**Task description**
Work out how many lines of the data hold the string "addressList", and reply with that number alone.

--------

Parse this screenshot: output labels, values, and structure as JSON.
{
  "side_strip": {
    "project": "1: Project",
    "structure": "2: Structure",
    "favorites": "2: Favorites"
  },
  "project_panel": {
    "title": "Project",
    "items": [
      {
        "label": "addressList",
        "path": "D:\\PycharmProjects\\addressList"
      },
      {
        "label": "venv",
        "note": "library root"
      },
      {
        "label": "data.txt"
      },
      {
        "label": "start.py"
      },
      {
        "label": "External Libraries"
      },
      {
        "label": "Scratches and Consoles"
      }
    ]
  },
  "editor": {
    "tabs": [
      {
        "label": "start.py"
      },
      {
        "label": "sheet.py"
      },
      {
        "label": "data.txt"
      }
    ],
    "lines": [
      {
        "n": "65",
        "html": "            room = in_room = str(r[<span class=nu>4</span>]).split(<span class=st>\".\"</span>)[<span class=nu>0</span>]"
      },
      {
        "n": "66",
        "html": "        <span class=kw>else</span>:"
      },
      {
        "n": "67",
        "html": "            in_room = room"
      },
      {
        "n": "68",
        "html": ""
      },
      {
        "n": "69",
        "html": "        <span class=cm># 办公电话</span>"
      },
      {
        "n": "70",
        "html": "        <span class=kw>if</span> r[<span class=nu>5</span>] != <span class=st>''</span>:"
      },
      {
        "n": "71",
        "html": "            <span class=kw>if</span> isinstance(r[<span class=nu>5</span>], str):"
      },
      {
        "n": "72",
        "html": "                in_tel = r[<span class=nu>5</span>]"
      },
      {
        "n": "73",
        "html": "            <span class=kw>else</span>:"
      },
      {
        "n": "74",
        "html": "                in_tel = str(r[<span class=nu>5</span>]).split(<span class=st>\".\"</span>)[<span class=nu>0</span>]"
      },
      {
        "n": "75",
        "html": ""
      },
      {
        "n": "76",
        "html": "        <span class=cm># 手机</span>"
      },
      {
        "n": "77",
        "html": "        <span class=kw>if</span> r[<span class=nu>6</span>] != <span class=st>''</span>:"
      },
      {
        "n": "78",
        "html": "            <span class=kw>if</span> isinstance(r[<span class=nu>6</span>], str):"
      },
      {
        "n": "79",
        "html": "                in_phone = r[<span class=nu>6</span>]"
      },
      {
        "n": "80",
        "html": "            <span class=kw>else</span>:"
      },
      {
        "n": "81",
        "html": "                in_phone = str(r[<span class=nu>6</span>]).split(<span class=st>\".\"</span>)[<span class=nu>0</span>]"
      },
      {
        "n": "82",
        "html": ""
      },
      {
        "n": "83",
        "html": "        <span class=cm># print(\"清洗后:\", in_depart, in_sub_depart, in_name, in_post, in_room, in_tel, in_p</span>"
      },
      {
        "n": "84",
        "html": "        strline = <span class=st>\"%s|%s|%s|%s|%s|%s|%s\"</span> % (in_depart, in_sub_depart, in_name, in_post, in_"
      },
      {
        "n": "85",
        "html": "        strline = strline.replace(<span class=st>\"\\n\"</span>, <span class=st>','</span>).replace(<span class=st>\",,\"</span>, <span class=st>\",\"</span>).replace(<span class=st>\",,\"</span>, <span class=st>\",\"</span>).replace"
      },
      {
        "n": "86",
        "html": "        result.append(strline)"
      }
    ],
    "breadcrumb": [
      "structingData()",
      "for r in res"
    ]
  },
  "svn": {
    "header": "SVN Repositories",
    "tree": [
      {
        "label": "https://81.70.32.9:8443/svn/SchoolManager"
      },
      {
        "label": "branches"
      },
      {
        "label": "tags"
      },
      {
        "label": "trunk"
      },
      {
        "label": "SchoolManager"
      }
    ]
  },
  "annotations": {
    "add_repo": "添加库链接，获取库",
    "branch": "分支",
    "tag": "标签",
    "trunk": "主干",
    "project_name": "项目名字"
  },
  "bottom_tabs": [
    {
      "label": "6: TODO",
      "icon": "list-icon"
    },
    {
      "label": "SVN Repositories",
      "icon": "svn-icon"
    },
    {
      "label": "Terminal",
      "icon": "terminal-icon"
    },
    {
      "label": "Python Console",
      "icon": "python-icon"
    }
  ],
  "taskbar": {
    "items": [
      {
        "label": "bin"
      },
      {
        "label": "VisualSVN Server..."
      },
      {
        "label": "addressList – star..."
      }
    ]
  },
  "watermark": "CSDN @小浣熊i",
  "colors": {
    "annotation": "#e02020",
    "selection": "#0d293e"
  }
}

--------

**Answer area**
3